01/21/00: A post-modern song for `The Sopranos'
01/19/00: When personality is a long-distance plus
01/13/00: French lessons in amour --- and marriage
01/10/00: Reaching for the Big Golden Apple
01/07/00: Liddy Dole as the face of feminism
01/04/00: Hillary: From victim to victor
12/30/99: 'Dream catchers' for the millennium
12/27/99: In search of a candidate with strength and eloquence
12/21/99: The president as First Lady
12/16/99: Columbine with blurred hindsight
12/09/99: Homeless deserve discriminating attention
12/07/99: Casual censors and deadly know-nothings
12/02/99: Why mom didn't make general: A reality tale
11/30/99: Potholes on the road to the Promised Land
11/25/99: A feast for the spirit and the stomach
11/23/99: Fathers need to say 'I (can) do'
11/18/99: Adventures of a conservative pundit
11/15/99: Traveling with Jefferson on the information highway
11/11/99: Wanted: 'Foliage of forbiddinness' for the oval office
11/09/99: Eggs, art and rotten commerce
11/05/99: Al Gore, 'Alpha Male'. Bow wow.
11/01/99: Gay love
10/28/99: Lose one Dole, lose two
10/26/99: Rebels with a violent cause
10/21/99: Reforming parents, reforming schools
10/19/99: The male mystique -- he shops
10/13/99:The campaign of the Teletubbies
10/08/99: Money is in the eye of the art dealer
10/01/99: Lincoln's 'Almost Chosen People'
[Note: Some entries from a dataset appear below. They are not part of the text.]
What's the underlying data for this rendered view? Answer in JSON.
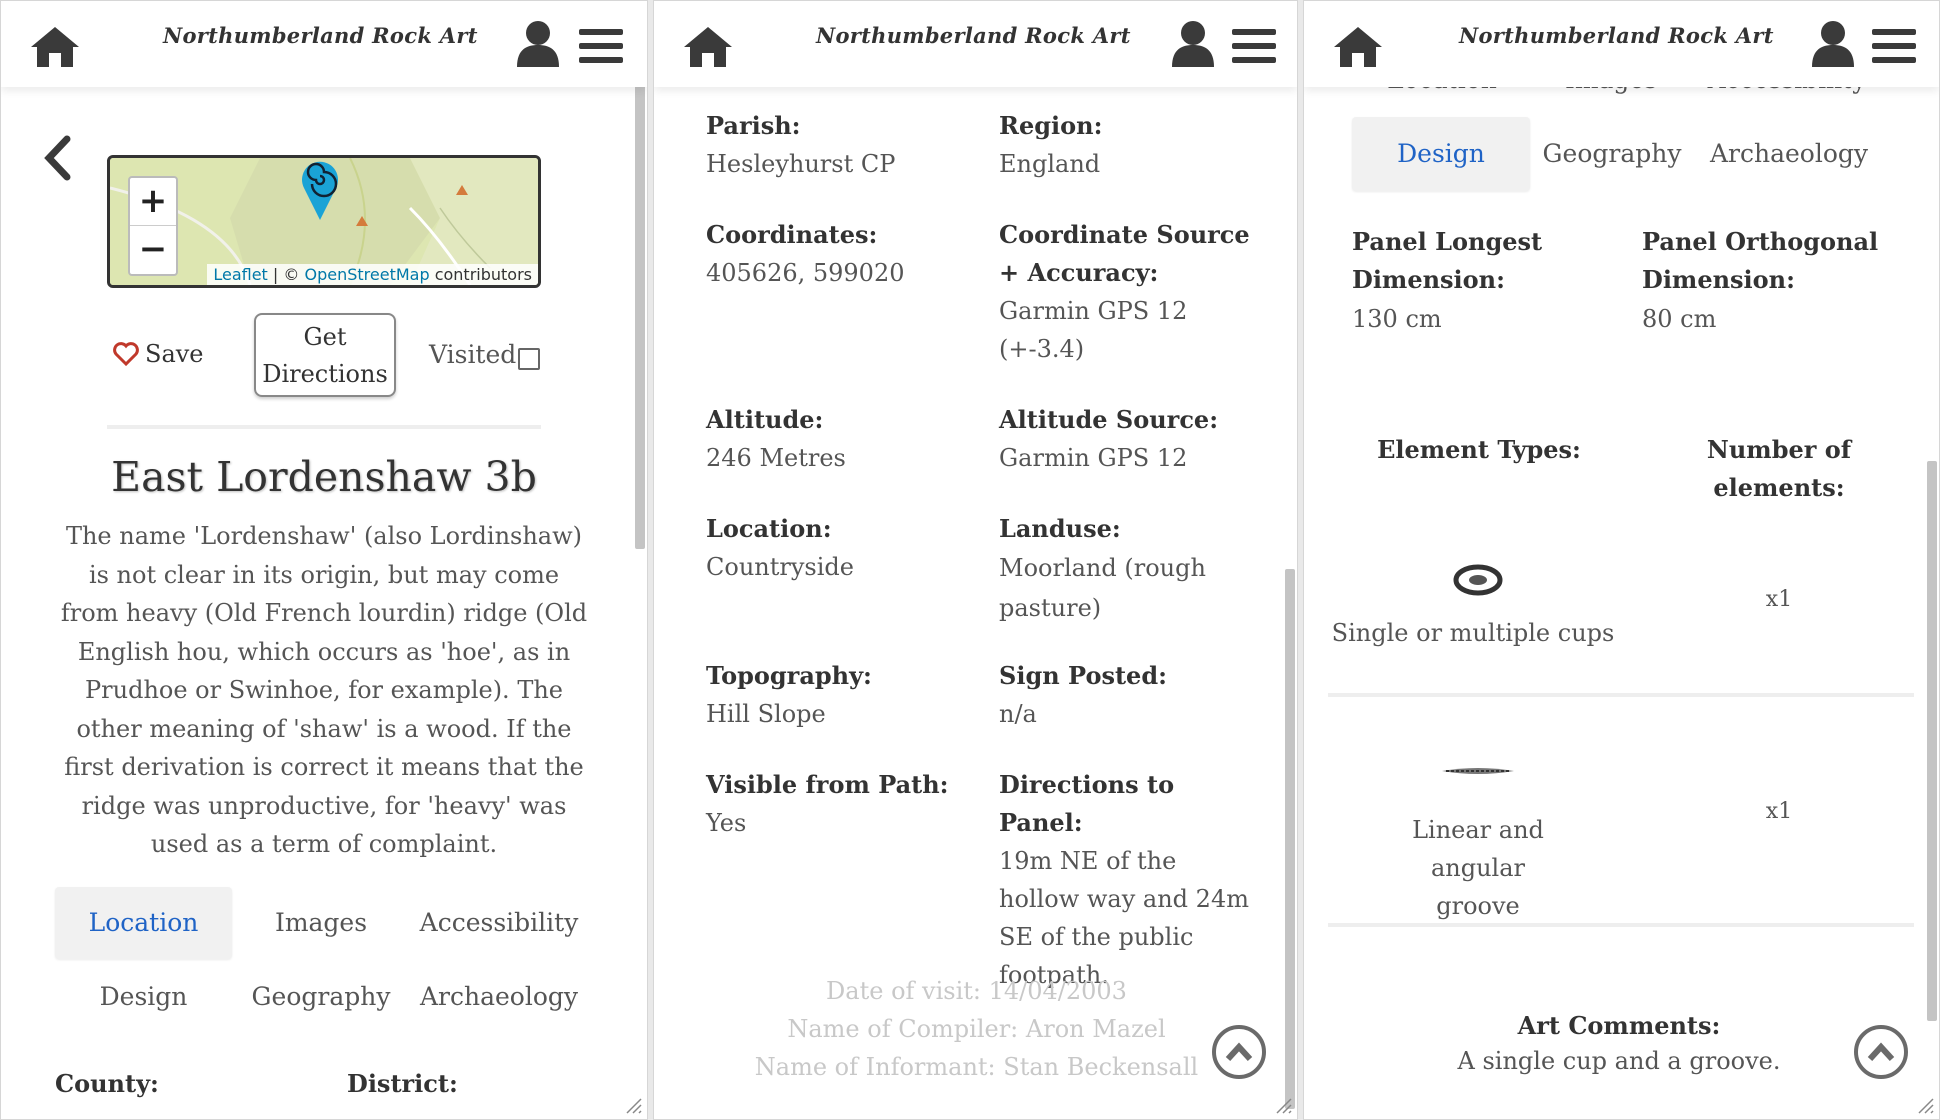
{
  "app_title": "Northumberland Rock Art",
  "panel1": {
    "map": {
      "zoom_in": "+",
      "zoom_out": "−",
      "attribution_leaflet": "Leaflet",
      "attribution_sep": " | © ",
      "attribution_osm": "OpenStreetMap",
      "attribution_tail": " contributors"
    },
    "save_label": "Save",
    "directions_label": "Get Directions",
    "visited_label": "Visited",
    "site_title": "East Lordenshaw 3b",
    "description": "The name 'Lordenshaw' (also Lordinshaw) is not clear in its origin, but may come from heavy (Old French lourdin) ridge (Old English hou, which occurs as 'hoe', as in Prudhoe or Swinhoe, for example). The other meaning of 'shaw' is a wood. If the first derivation is correct it means that the ridge was unproductive, for 'heavy' was used as a term of complaint.",
    "tabs": [
      "Location",
      "Images",
      "Accessibility",
      "Design",
      "Geography",
      "Archaeology"
    ],
    "county_label": "County:",
    "district_label": "District:"
  },
  "panel2": {
    "fields": [
      {
        "label": "Parish:",
        "value": "Hesleyhurst CP"
      },
      {
        "label": "Region:",
        "value": "England"
      },
      {
        "label": "Coordinates:",
        "value": "405626, 599020"
      },
      {
        "label": "Coordinate Source + Accuracy:",
        "value": "Garmin GPS 12 (+-3.4)"
      },
      {
        "label": "Altitude:",
        "value": "246 Metres"
      },
      {
        "label": "Altitude Source:",
        "value": "Garmin GPS 12"
      },
      {
        "label": "Location:",
        "value": "Countryside"
      },
      {
        "label": "Landuse:",
        "value": "Moorland (rough pasture)"
      },
      {
        "label": "Topography:",
        "value": "Hill Slope"
      },
      {
        "label": "Sign Posted:",
        "value": "n/a"
      },
      {
        "label": "Visible from Path:",
        "value": "Yes"
      },
      {
        "label": "Directions to Panel:",
        "value": "19m NE of the hollow way and 24m SE of the public footpath."
      }
    ],
    "date_of_visit": "Date of visit: 14/04/2003",
    "compiler": "Name of Compiler: Aron Mazel",
    "informant": "Name of Informant: Stan Beckensall"
  },
  "panel3": {
    "tabs_top_partial": [
      "Location",
      "Images",
      "Accessibility"
    ],
    "tabs": [
      "Design",
      "Geography",
      "Archaeology"
    ],
    "longest_label": "Panel Longest Dimension:",
    "longest_value": "130 cm",
    "orthogonal_label": "Panel Orthogonal Dimension:",
    "orthogonal_value": "80 cm",
    "element_types_header": "Element Types:",
    "number_header": "Number of elements:",
    "elements": [
      {
        "name": "Single or multiple cups",
        "count": "x1"
      },
      {
        "name": "Linear and angular groove",
        "count": "x1"
      }
    ],
    "art_comments_label": "Art Comments:",
    "art_comments_value": "A single cup and a groove."
  },
  "colors": {
    "active_tab": "#1f63c6",
    "heart": "#c0392b",
    "map_marker": "#1aa3d6"
  }
}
09/29/99: Introducing Bill and Hillary Bickerson
09/27/99: Must we wait for the next massacre?
09/24/99: Miss America meets Miss'd America
09/21/99: Princeton's 'professor death'
09/16/99: The Cisneros lesson
09/13/99: No clemency for personal politics
09/08/99: M-M-M is for manhood
08/30/99: Blocking the schoolhouse door
08/27/99: No kick from cocaine
08/23/99: Movies don't kill people
08/19/99: A rude awakening
08/16/99: Dubyah and that 'language' thing
08/09/99: Chauvinist sows -- oink oink

©1999, Suzanne Fields. Distributed by Los Angeles Times Syndicate